• SHARE

The government finalized a package of emergency economic measures Friday that sets a two-year limit on major banks’ disposal of their riskiest bad loans, limits their shareholdings and calls for a stock-buying body to buy company shares they hold.

The package was formally adopted at a meeting Friday of policymakers from the government and the ruling coalition — the Liberal Democratic Party, New Komeito and the New Conservative Party.

The package calls for establishment of the government-backed Bank Equity Purchasing Corp. to absorb Japanese banks’ stockholdings in other companies, limited under the plan to an amount below their capital.

The package avoided the issue of when to create the body, however, merely pledging to “work out details quickly, including necessary legal preparations.”

Bickering between the government and the ruling bloc over timing forced finalization of the package to be postponed for two days, and differences still remain between Shizuka Kamei, the LDP’s top policy maker, and Financial Services Minister Hakuo Yanagisawa over when to launch the body.

Kamei and others in the coalition want it established during the current Diet session, while government officials, including Yanagisawa, see its creation during the current session as impossible.

The package is intended to spur market confidence in Japan’s financial and industrial sectors and the stock market, which is needed to achieve a self-sustaining economic recovery.

Yanagisawa reiterated Friday that he believes details of the proposed stock-purchasing body will be mapped out around September.

“I am thinking that details will be mapped out to have an effect on companies’ half-year results through September,” he told a news conference.

Under the package, the nation’s 15 major banks will have two years from April 1 to dispose of their existing loans to failed firms and those likely to go under. Writeoffs of newly emerging problem loans must be completed within three years.

As of Sept. 30, Japan’s major banks held 13 trillion yen worth of loans to borrowers considered at risk of collapse or already under legal liquidation. Taro Aso, state minister for economic and fiscal policy, reckoned, “Imposing specific deadlines (for banks’ final disposal of bad loans) could never have been possible without our political will.”

The disposal of loans is designed to remove them from banks’ balance sheets either by debt waivers or through cutting off loans to failing companies that are unlikely to recover. To speed up the final disposal of these loans, the package calls for reviving debt-ridden companies by utilizing existing legal frameworks, including bankruptcy laws and corporate spinoffs.

The package also urges banks to waive firms’ excessive debt through various measures, including debt equity swaps, which enable corporate liabilities to be transferred in the form of securities. The government will also consider steps to lighten the tax burden on banks that waive debts.

Measures including job training for the unemployed are incorporated to create a safety net.

for those affected by corporate bankruptcies resulting from banks’ bad-loan disposal.

While the package limits banks’ shareholdings to an amount below the value of their capital, it fails to specify what percentage of their capital may be held as shares.

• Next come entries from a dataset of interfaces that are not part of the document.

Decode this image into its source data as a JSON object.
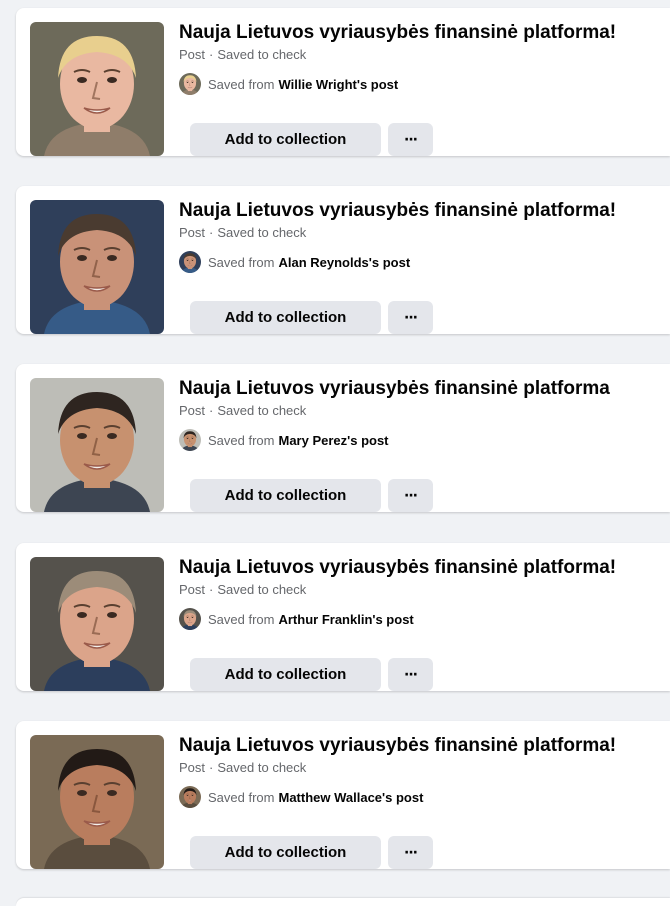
{
  "saved_items": [
    {
      "title": "Nauja Lietuvos vyriausybės finansinė platforma!",
      "type": "Post",
      "separator": "·",
      "saved_to_prefix": "Saved to",
      "collection": "check",
      "saved_from_prefix": "Saved from",
      "author": "Willie Wright's post",
      "add_label": "Add to collection",
      "more_label": "···",
      "colors": {
        "skin": "#e9b8a1",
        "hair": "#e8cf8e",
        "bg": "#6d6a5a",
        "shirt": "#8f7d6a"
      }
    },
    {
      "title": "Nauja Lietuvos vyriausybės finansinė platforma!",
      "type": "Post",
      "separator": "·",
      "saved_to_prefix": "Saved to",
      "collection": "check",
      "saved_from_prefix": "Saved from",
      "author": "Alan Reynolds's post",
      "add_label": "Add to collection",
      "more_label": "···",
      "colors": {
        "skin": "#c99278",
        "hair": "#4a3b30",
        "bg": "#2f3f5a",
        "shirt": "#365b87"
      }
    },
    {
      "title": "Nauja Lietuvos vyriausybės finansinė platforma",
      "type": "Post",
      "separator": "·",
      "saved_to_prefix": "Saved to",
      "collection": "check",
      "saved_from_prefix": "Saved from",
      "author": "Mary Perez's post",
      "add_label": "Add to collection",
      "more_label": "···",
      "colors": {
        "skin": "#c7916f",
        "hair": "#2e2520",
        "bg": "#bdbdb7",
        "shirt": "#3d4552"
      }
    },
    {
      "title": "Nauja Lietuvos vyriausybės finansinė platforma!",
      "type": "Post",
      "separator": "·",
      "saved_to_prefix": "Saved to",
      "collection": "check",
      "saved_from_prefix": "Saved from",
      "author": "Arthur Franklin's post",
      "add_label": "Add to collection",
      "more_label": "···",
      "colors": {
        "skin": "#dba48a",
        "hair": "#9c8c79",
        "bg": "#55524c",
        "shirt": "#2c3e5c"
      }
    },
    {
      "title": "Nauja Lietuvos vyriausybės finansinė platforma!",
      "type": "Post",
      "separator": "·",
      "saved_to_prefix": "Saved to",
      "collection": "check",
      "saved_from_prefix": "Saved from",
      "author": "Matthew Wallace's post",
      "add_label": "Add to collection",
      "more_label": "···",
      "colors": {
        "skin": "#b97d5e",
        "hair": "#221a16",
        "bg": "#7a6a55",
        "shirt": "#5a4d3e"
      }
    }
  ]
}
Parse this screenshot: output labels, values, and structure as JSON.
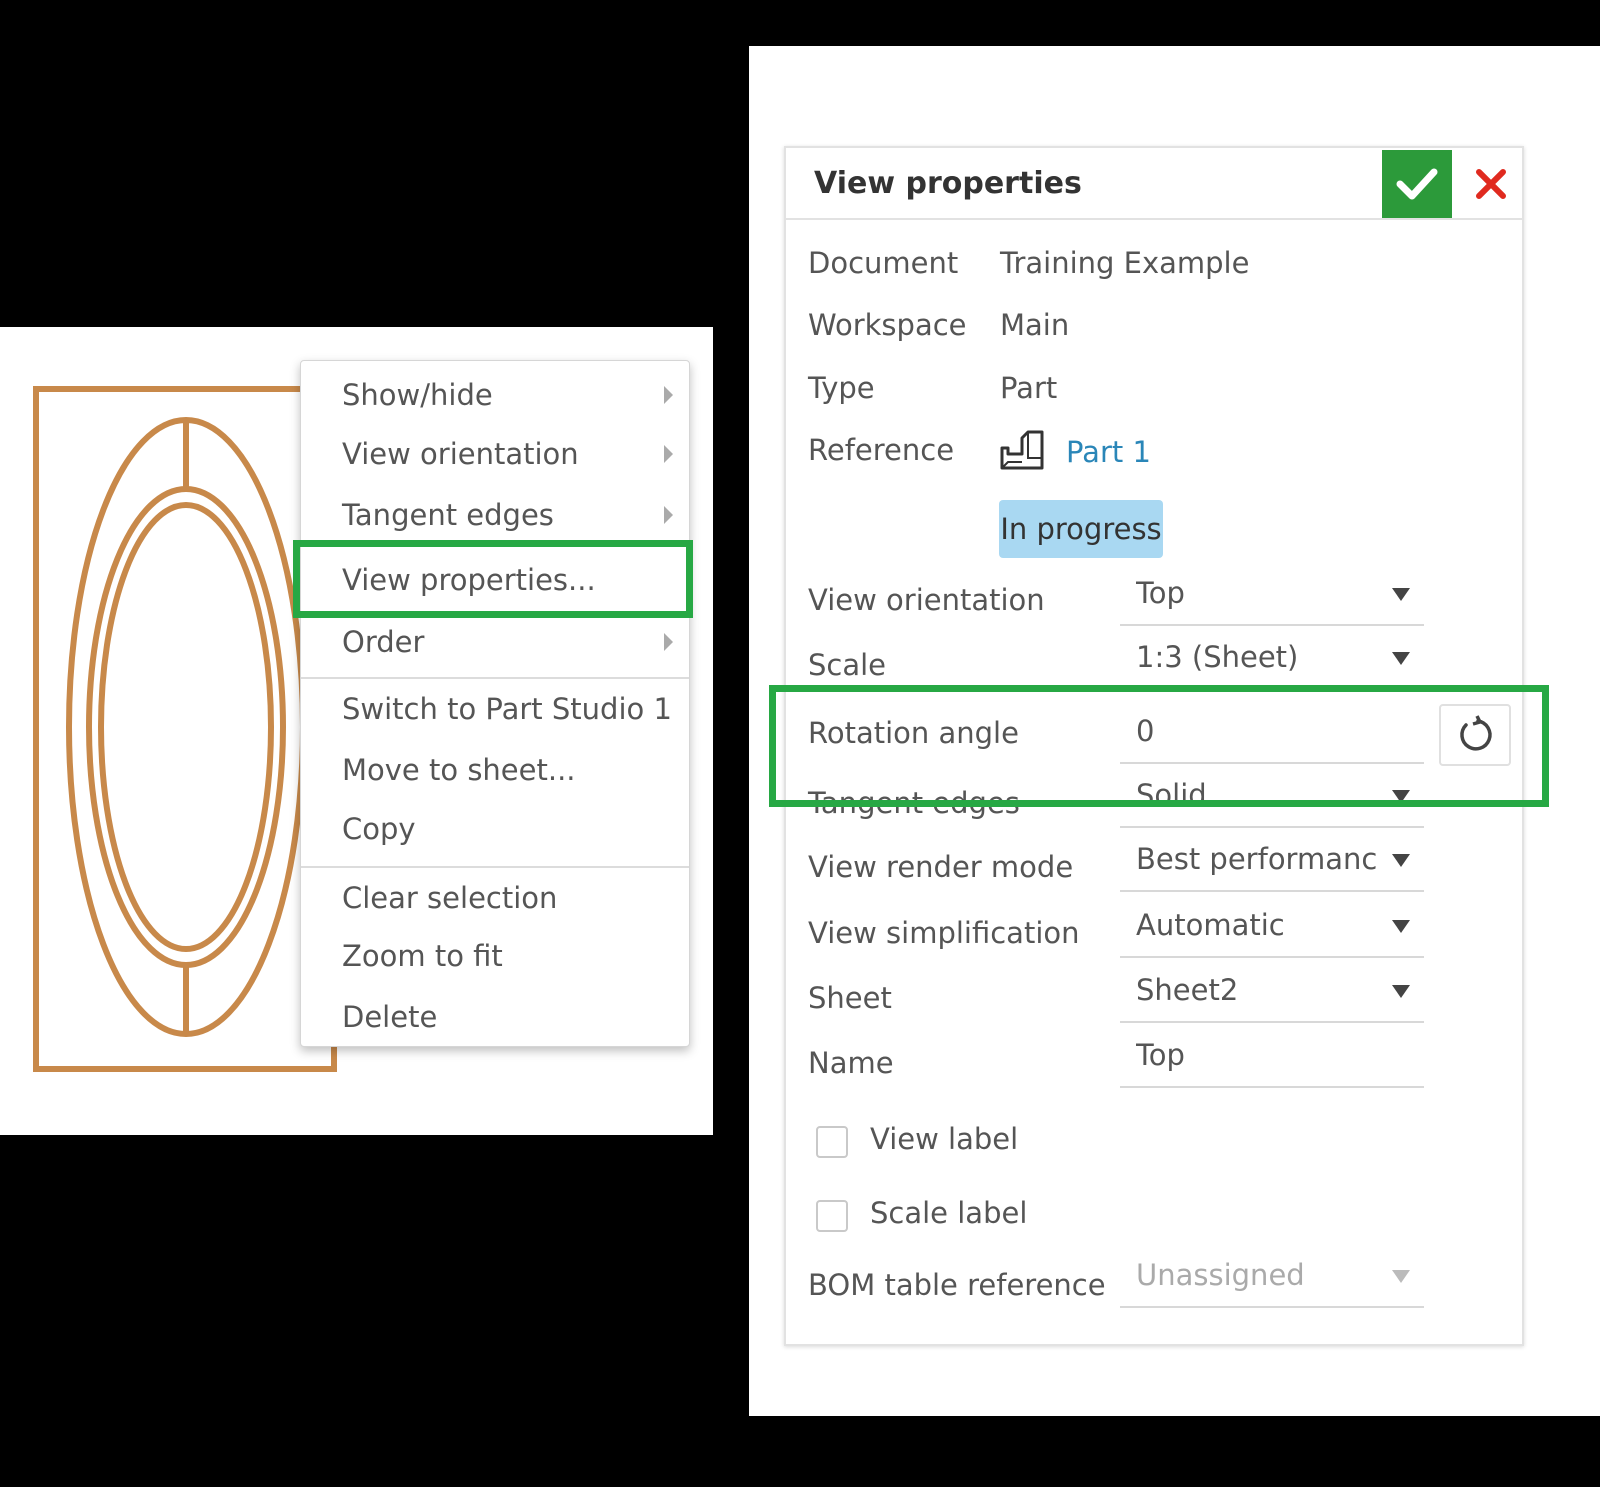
{
  "context_menu": {
    "items": [
      {
        "label": "Show/hide",
        "submenu": true
      },
      {
        "label": "View orientation",
        "submenu": true
      },
      {
        "label": "Tangent edges",
        "submenu": true
      },
      {
        "label": "View properties...",
        "submenu": false
      },
      {
        "label": "Order",
        "submenu": true
      },
      {
        "label": "Switch to Part Studio 1",
        "submenu": false
      },
      {
        "label": "Move to sheet...",
        "submenu": false
      },
      {
        "label": "Copy",
        "submenu": false
      },
      {
        "label": "Clear selection",
        "submenu": false
      },
      {
        "label": "Zoom to fit",
        "submenu": false
      },
      {
        "label": "Delete",
        "submenu": false
      }
    ]
  },
  "dialog": {
    "title": "View properties",
    "confirm_icon": "check-icon",
    "cancel_icon": "close-icon",
    "document_label": "Document",
    "document_value": "Training Example",
    "workspace_label": "Workspace",
    "workspace_value": "Main",
    "type_label": "Type",
    "type_value": "Part",
    "reference_label": "Reference",
    "reference_value": "Part 1",
    "reference_icon": "part-icon",
    "status_badge": "In progress",
    "view_orientation_label": "View orientation",
    "view_orientation_value": "Top",
    "scale_label": "Scale",
    "scale_value": "1:3 (Sheet)",
    "rotation_angle_label": "Rotation angle",
    "rotation_angle_value": "0",
    "reset_icon": "rotate-reset-icon",
    "tangent_edges_label": "Tangent edges",
    "tangent_edges_value": "Solid",
    "view_render_mode_label": "View render mode",
    "view_render_mode_value": "Best performanc",
    "view_simplification_label": "View simplification",
    "view_simplification_value": "Automatic",
    "sheet_label": "Sheet",
    "sheet_value": "Sheet2",
    "name_label": "Name",
    "name_value": "Top",
    "view_label_checkbox": "View label",
    "scale_label_checkbox": "Scale label",
    "bom_label": "BOM table reference",
    "bom_value": "Unassigned"
  },
  "colors": {
    "drawing_stroke": "#c8894a",
    "highlight": "#27a844",
    "confirm_bg": "#2c9a3a",
    "cancel_x": "#e02a1f",
    "link": "#2a86b8",
    "badge_bg": "#a9d8f2"
  }
}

Japanese banks’ currently hold shares worth 150 percent of their capital, compared with around 60 percent for their German counterparts, Aso said. U.S. banks hold no shares.

The package says the government will guarantee the stock-purchasing body’s operations, but does not specify whether it will directly provide money.

The stock-purchasing body will be established with contributions by banks and other entities.

The government said it will consider using funds from Deposit Insurance Corp., a quasigovernmental body that protects bank deposits. Using DIC money would make it unnecessary for the government to directly fund the stock-purchasing body.

Government guarantees for funds to purchase stocks will also be considered, it says.

In a time of both misinformation and too much information, quality journalism is more crucial than ever.
By subscribing, you can help us get the story right.

SUBSCRIBE NOW